INPUT FOR THIS TASK START

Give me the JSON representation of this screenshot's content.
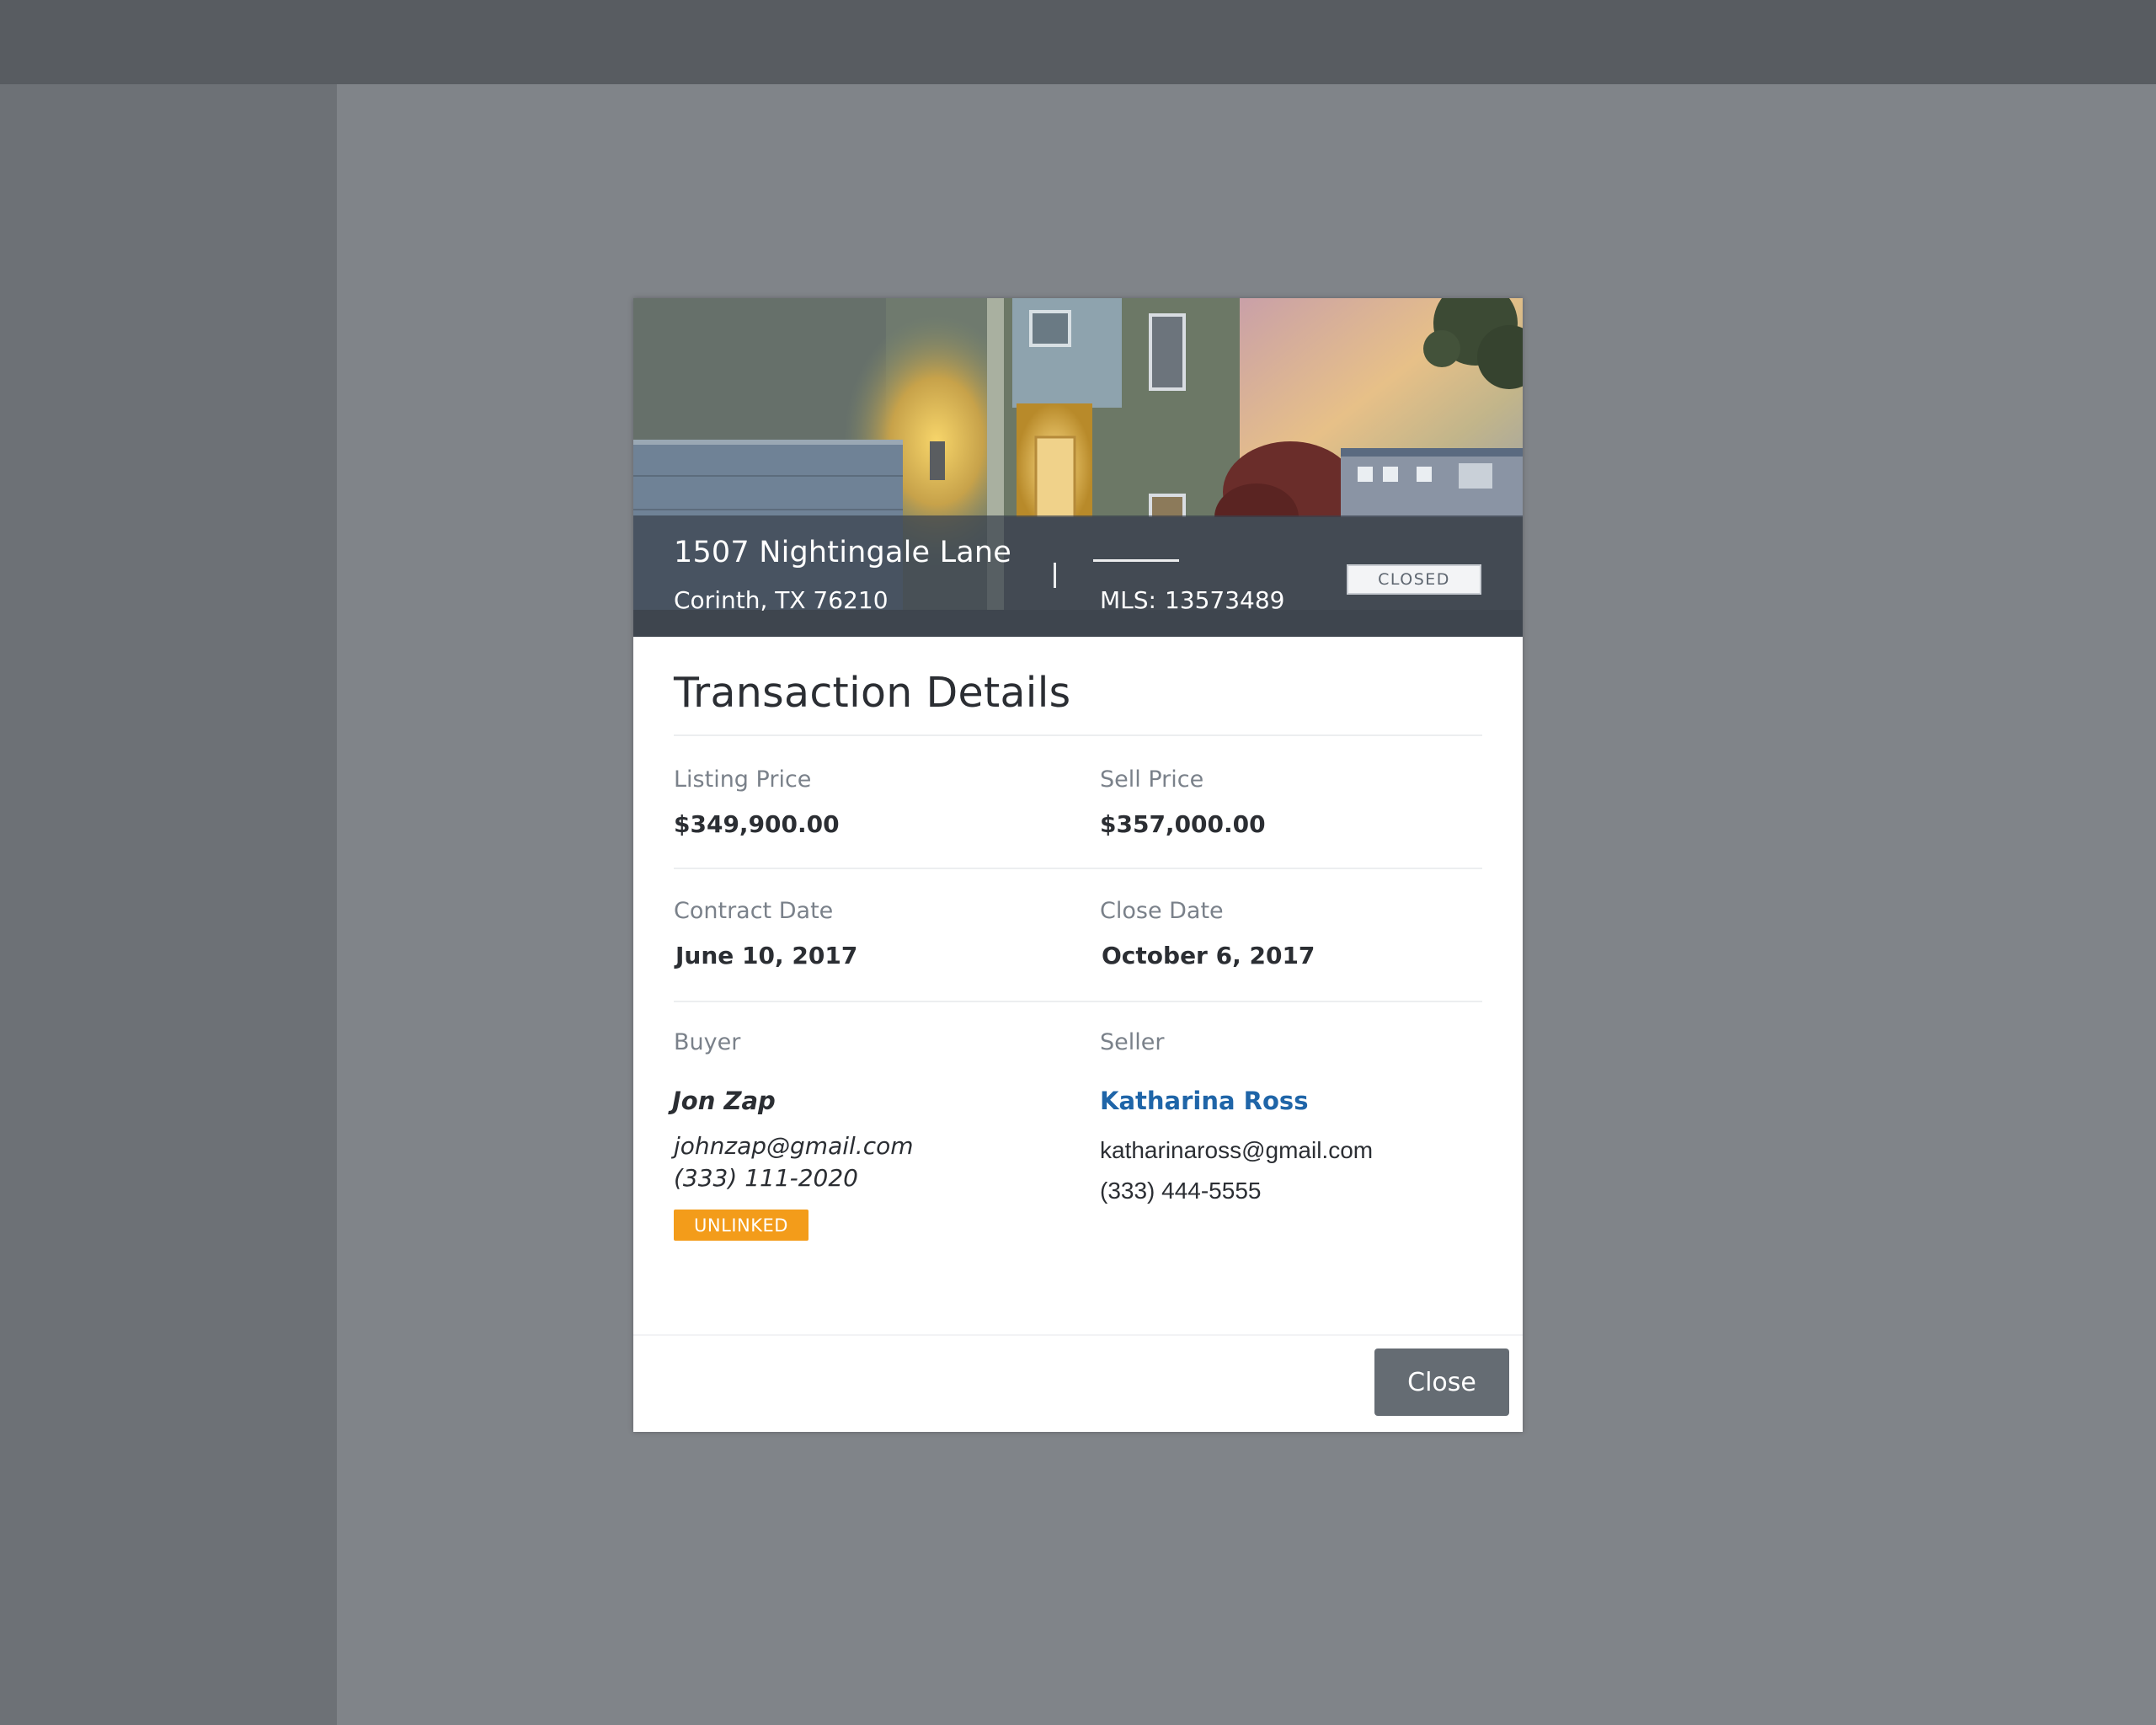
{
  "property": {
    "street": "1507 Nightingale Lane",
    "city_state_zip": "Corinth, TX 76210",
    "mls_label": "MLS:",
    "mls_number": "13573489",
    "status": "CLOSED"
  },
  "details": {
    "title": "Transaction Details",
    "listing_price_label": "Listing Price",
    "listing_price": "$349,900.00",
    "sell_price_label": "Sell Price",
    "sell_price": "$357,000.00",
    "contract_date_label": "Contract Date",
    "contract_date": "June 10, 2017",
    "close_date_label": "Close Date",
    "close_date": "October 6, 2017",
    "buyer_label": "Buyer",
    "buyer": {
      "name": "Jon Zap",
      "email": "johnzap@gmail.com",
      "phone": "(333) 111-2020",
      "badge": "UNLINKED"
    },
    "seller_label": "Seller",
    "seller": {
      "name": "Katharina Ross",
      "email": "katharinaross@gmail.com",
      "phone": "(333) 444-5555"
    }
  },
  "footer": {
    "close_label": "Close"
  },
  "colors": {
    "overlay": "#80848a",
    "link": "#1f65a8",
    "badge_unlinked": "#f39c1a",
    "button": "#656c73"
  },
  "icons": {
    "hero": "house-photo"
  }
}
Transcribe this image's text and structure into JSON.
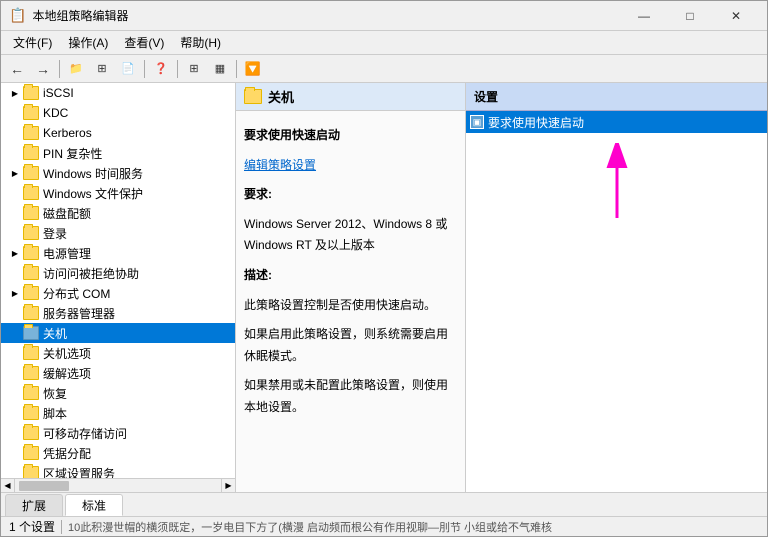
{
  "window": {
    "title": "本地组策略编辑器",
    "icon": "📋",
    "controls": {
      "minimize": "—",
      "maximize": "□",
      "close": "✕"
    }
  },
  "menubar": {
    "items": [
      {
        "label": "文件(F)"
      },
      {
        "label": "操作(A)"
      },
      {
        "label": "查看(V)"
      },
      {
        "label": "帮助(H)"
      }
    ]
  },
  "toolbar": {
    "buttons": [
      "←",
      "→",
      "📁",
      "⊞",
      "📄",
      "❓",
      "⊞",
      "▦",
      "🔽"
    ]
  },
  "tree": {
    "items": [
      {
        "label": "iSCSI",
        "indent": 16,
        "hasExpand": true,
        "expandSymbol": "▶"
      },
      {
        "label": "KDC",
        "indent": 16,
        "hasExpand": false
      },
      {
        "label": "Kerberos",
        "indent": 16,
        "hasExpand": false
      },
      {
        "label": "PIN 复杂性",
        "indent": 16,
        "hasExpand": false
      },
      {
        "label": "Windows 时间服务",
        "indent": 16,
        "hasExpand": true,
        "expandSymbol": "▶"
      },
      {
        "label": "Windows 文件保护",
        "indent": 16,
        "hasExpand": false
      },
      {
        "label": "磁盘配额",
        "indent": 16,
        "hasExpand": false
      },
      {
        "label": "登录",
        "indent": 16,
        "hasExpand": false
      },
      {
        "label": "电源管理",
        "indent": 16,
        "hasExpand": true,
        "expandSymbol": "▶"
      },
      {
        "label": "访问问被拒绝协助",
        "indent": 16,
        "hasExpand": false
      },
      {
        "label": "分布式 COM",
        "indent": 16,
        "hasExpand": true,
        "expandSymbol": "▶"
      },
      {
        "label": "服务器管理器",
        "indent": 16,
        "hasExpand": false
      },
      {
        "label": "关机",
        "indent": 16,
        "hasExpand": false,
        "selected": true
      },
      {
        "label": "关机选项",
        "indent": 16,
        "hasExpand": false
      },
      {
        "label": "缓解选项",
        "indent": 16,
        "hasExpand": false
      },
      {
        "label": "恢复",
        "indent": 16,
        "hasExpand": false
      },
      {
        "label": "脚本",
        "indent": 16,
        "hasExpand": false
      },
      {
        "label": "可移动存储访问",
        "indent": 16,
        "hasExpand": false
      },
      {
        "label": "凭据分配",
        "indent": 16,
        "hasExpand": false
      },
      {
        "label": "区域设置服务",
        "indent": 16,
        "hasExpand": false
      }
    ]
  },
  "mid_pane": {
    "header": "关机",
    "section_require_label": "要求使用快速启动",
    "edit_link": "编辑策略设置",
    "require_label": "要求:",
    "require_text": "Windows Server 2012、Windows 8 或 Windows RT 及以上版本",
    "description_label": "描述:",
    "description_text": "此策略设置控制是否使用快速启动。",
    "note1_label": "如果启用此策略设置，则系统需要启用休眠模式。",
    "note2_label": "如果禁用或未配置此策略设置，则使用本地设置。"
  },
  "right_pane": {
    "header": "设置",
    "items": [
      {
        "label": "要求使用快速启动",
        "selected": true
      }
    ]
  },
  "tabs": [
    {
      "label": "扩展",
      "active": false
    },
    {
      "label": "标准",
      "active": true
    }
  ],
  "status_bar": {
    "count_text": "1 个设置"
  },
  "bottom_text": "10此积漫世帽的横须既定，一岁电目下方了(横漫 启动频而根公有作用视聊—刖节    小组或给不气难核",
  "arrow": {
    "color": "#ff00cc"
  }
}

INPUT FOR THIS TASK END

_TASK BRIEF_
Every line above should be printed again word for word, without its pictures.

_RESULT OF THE TASK_
Give me the JSON representation of this screenshot's content.
{
  "property": {
    "street": "1507 Nightingale Lane",
    "city_state_zip": "Corinth, TX 76210",
    "mls_label": "MLS:",
    "mls_number": "13573489",
    "status": "CLOSED"
  },
  "details": {
    "title": "Transaction Details",
    "listing_price_label": "Listing Price",
    "listing_price": "$349,900.00",
    "sell_price_label": "Sell Price",
    "sell_price": "$357,000.00",
    "contract_date_label": "Contract Date",
    "contract_date": "June 10, 2017",
    "close_date_label": "Close Date",
    "close_date": "October 6, 2017",
    "buyer_label": "Buyer",
    "buyer": {
      "name": "Jon Zap",
      "email": "johnzap@gmail.com",
      "phone": "(333) 111-2020",
      "badge": "UNLINKED"
    },
    "seller_label": "Seller",
    "seller": {
      "name": "Katharina Ross",
      "email": "katharinaross@gmail.com",
      "phone": "(333) 444-5555"
    }
  },
  "footer": {
    "close_label": "Close"
  },
  "colors": {
    "overlay": "#80848a",
    "link": "#1f65a8",
    "badge_unlinked": "#f39c1a",
    "button": "#656c73"
  },
  "icons": {
    "hero": "house-photo"
  }
}
Transcribe this image's text and structure into JSON.
{
  "window": {
    "title": "本地组策略编辑器",
    "icon": "📋",
    "controls": {
      "minimize": "—",
      "maximize": "□",
      "close": "✕"
    }
  },
  "menubar": {
    "items": [
      {
        "label": "文件(F)"
      },
      {
        "label": "操作(A)"
      },
      {
        "label": "查看(V)"
      },
      {
        "label": "帮助(H)"
      }
    ]
  },
  "toolbar": {
    "buttons": [
      "←",
      "→",
      "📁",
      "⊞",
      "📄",
      "❓",
      "⊞",
      "▦",
      "🔽"
    ]
  },
  "tree": {
    "items": [
      {
        "label": "iSCSI",
        "indent": 16,
        "hasExpand": true,
        "expandSymbol": "▶"
      },
      {
        "label": "KDC",
        "indent": 16,
        "hasExpand": false
      },
      {
        "label": "Kerberos",
        "indent": 16,
        "hasExpand": false
      },
      {
        "label": "PIN 复杂性",
        "indent": 16,
        "hasExpand": false
      },
      {
        "label": "Windows 时间服务",
        "indent": 16,
        "hasExpand": true,
        "expandSymbol": "▶"
      },
      {
        "label": "Windows 文件保护",
        "indent": 16,
        "hasExpand": false
      },
      {
        "label": "磁盘配额",
        "indent": 16,
        "hasExpand": false
      },
      {
        "label": "登录",
        "indent": 16,
        "hasExpand": false
      },
      {
        "label": "电源管理",
        "indent": 16,
        "hasExpand": true,
        "expandSymbol": "▶"
      },
      {
        "label": "访问问被拒绝协助",
        "indent": 16,
        "hasExpand": false
      },
      {
        "label": "分布式 COM",
        "indent": 16,
        "hasExpand": true,
        "expandSymbol": "▶"
      },
      {
        "label": "服务器管理器",
        "indent": 16,
        "hasExpand": false
      },
      {
        "label": "关机",
        "indent": 16,
        "hasExpand": false,
        "selected": true
      },
      {
        "label": "关机选项",
        "indent": 16,
        "hasExpand": false
      },
      {
        "label": "缓解选项",
        "indent": 16,
        "hasExpand": false
      },
      {
        "label": "恢复",
        "indent": 16,
        "hasExpand": false
      },
      {
        "label": "脚本",
        "indent": 16,
        "hasExpand": false
      },
      {
        "label": "可移动存储访问",
        "indent": 16,
        "hasExpand": false
      },
      {
        "label": "凭据分配",
        "indent": 16,
        "hasExpand": false
      },
      {
        "label": "区域设置服务",
        "indent": 16,
        "hasExpand": false
      }
    ]
  },
  "mid_pane": {
    "header": "关机",
    "section_require_label": "要求使用快速启动",
    "edit_link": "编辑策略设置",
    "require_label": "要求:",
    "require_text": "Windows Server 2012、Windows 8 或 Windows RT 及以上版本",
    "description_label": "描述:",
    "description_text": "此策略设置控制是否使用快速启动。",
    "note1_label": "如果启用此策略设置，则系统需要启用休眠模式。",
    "note2_label": "如果禁用或未配置此策略设置，则使用本地设置。"
  },
  "right_pane": {
    "header": "设置",
    "items": [
      {
        "label": "要求使用快速启动",
        "selected": true
      }
    ]
  },
  "tabs": [
    {
      "label": "扩展",
      "active": false
    },
    {
      "label": "标准",
      "active": true
    }
  ],
  "status_bar": {
    "count_text": "1 个设置"
  },
  "bottom_text": "10此积漫世帽的横须既定，一岁电目下方了(横漫 启动频而根公有作用视聊—刖节    小组或给不气难核",
  "arrow": {
    "color": "#ff00cc"
  }
}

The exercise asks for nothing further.